Will the US default? David doesn’t think so, and neither do I; but oh, the foolishness, even to tempt the economic fates (read: the markets) this way. David notes that global investors think differently about US default risk than we US-centric types do. Well, David Zervos is with me here at Barefoot, and we just heard that one foreign prime broker (and now maybe two?) is calling hedge funds to say they will not take short-term T-bills as collateral and will mark T-bills down to zero in the event of an actual default. The ultimate risk-free asset is now full of risk? REALLY? This is an unthinkable event. This broker is a Primary Dealer, and I assume they will very shortly get some irate phone calls; but these things start with one bank and then it turns into a herd.

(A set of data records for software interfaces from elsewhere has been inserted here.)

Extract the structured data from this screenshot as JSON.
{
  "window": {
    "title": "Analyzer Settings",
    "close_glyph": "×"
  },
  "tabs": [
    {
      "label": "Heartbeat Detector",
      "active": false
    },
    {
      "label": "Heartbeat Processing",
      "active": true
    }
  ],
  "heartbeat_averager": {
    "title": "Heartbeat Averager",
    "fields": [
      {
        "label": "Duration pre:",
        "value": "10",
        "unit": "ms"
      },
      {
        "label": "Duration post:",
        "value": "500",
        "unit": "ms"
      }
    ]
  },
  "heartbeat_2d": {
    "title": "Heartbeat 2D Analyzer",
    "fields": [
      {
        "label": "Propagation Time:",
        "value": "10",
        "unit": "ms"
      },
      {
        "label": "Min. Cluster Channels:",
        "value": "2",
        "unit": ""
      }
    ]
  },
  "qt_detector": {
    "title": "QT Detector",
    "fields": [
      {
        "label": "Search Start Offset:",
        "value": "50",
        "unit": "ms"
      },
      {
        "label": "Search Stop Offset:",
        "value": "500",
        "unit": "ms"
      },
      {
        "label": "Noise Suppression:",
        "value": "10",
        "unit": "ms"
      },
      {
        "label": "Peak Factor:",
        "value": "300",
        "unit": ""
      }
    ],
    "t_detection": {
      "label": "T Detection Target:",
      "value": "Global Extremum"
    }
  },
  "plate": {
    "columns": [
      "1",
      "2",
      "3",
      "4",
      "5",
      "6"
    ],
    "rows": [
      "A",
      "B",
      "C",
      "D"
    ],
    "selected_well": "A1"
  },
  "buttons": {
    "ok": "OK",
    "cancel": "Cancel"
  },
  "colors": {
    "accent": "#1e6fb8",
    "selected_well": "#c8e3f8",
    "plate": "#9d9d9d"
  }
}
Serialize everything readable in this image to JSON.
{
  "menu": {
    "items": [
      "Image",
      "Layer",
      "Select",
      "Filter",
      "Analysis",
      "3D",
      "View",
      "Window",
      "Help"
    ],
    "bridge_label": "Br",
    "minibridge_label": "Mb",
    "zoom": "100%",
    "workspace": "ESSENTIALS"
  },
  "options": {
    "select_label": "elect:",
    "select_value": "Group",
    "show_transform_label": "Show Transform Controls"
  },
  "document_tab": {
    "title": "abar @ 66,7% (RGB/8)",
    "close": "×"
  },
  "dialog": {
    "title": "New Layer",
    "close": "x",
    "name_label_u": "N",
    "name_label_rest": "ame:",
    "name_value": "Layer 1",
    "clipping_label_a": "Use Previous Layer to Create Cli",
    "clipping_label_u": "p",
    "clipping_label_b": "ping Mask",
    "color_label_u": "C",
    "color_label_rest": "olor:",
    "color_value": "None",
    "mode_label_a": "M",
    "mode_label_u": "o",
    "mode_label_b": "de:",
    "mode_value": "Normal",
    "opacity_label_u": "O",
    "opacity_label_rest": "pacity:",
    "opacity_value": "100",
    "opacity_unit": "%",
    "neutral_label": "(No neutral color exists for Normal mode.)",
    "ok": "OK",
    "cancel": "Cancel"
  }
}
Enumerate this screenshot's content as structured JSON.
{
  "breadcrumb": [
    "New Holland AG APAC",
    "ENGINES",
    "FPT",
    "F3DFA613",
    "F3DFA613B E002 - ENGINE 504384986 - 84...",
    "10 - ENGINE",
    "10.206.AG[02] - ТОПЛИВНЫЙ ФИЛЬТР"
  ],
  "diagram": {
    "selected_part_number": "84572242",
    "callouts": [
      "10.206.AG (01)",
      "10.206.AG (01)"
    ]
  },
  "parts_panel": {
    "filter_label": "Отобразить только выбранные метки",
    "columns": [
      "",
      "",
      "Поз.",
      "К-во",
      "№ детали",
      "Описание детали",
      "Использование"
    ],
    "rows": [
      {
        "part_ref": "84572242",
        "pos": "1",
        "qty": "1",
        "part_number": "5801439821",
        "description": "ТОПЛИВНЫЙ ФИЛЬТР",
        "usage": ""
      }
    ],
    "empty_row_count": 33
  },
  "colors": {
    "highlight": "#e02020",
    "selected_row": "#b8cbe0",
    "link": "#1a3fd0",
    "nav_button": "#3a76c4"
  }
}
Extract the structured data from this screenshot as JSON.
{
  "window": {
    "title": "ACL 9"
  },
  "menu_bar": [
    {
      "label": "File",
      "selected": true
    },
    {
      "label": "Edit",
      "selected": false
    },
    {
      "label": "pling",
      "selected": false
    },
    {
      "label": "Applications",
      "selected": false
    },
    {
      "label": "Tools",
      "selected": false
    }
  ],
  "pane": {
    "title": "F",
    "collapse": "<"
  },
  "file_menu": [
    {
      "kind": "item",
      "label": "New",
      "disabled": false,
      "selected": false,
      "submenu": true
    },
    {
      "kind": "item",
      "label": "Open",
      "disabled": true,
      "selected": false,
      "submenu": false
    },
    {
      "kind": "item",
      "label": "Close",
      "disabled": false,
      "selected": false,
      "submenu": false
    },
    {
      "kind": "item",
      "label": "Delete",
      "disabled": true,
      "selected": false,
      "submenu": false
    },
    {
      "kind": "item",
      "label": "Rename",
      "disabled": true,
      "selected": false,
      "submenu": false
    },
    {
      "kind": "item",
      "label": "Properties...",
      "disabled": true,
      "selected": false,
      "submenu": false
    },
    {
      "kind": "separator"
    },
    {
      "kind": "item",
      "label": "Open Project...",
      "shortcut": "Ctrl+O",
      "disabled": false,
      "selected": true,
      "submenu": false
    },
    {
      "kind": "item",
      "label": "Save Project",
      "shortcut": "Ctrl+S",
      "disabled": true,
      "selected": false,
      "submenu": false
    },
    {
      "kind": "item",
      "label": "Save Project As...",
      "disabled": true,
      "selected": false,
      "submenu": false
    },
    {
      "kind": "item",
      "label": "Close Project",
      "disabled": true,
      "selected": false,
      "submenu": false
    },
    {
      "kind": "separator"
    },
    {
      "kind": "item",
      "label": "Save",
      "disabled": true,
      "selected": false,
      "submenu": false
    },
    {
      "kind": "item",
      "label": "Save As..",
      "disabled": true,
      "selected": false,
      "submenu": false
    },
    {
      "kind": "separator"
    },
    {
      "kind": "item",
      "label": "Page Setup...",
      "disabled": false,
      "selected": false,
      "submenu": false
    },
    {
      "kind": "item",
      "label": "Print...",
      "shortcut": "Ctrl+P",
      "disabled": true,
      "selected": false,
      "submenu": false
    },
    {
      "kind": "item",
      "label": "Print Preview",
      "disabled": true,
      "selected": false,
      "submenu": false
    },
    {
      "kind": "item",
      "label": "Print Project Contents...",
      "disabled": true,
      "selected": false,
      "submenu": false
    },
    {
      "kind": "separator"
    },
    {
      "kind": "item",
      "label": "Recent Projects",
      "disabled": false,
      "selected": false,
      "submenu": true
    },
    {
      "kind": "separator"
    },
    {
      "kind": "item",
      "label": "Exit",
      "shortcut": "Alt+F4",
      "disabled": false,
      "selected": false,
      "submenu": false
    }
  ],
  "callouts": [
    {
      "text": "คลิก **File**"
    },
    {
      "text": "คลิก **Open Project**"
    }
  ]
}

David Zervos, Managing Director at Jefferies, gives us his own slant on the ups and downs and ins and outs of default in today’s second OTB selection. He fills us in on some key constitutional history regarding default and makes it clear what is legal, what is illegal, and what is downright perverted about the process playing out in Foggy Bottom. David remains confident that the Fed is the “one adult in the room that can (and will) put a stop to the madness if we go down the highly unlikely path to default.” We’ll see.
As we confront that possibility, let’s note that Social Security is a trust fund, so the money is set aside in bonds. Not to make Social Security payments would be an administrative decision, not one due to a lack of funds. Other entitlements, you can argue. It will be interesting to see what gets priority if it comes to that, as money comes into the Treasury every day, so there is plenty to cover the interest on the debt, and rollovers could be done under the limit.
However it shakes out, we can only hope that the parties who made the decision to close down the public memorials as a way to demonstrate the “costs” of the government shutdown will not be allowed to come anywhere near the decisions on prioritizing payments. Those idiots should be fired and barred from ever having any level of public responsibility. It cost far more to put up barricades and man them than it would have cost simply to leave the memorials open. To tell WW2 veterans that they cannot see their own public memorial when they have come, perhaps for the last time, to acknowledge the lives of those with whom they served, is beyond appalling. The Tomb of the Unknown Soldier? The Lincoln Memorial? These are public places that could and should have been left open. To barricade them was a petty, punitive act with the most venal of political motives.
It is one thing to disagree on budgets and process and the constitutional order of things. I know that many of my readers are very passionate about which side the bulk of the blame belongs to. But I come down on both sides with almost equal frustration. I understand the American political process and know some of the history of how business gets done in Washington, but some things are just beyond the pale. I would say to our “leaders,” cultivate some perspective and get a grip.
And since we’re getting all the nitty-gritty on federal sausage-making today, I just had to toss in a note from the incomparable, indomitable Joan McCullough, who dredges up for us an esoteric but not irrelevant gem called the Feed and Forage Act of 1861. I will let Joan explain, as only she can.
I get to spend the next three days at the Barefoot Ranch, partaking of an intensive economic/investment festival (calling it a conference simply misses the energy in the room). All hosted Texas-style by Kyle Bass. His connectivity is astounding: the people gathered represent some of the finest thinking anywhere – and he has managed to get them in one room. Some of the names are old friends to this letter (Lacy Hunt, Niall Ferguson, Anatole Kaletski, Jon Sundt, Mark Yusko, Larry Lindsey, and David Zervos), and others are names that ride under the radar, yet run some of the best trading funds in the world. I can’t tell you how excited I am to be allowed in the room. I will report back this weekend on what I learn.
And now I’m off to try to figure out where the world is going, eat a lot of BBQ and chuckwagon food, and just have some fun. Life can be so good at times.
Your forever amazed at the US political process analyst,
John Mauldin, Editor
Outside the Box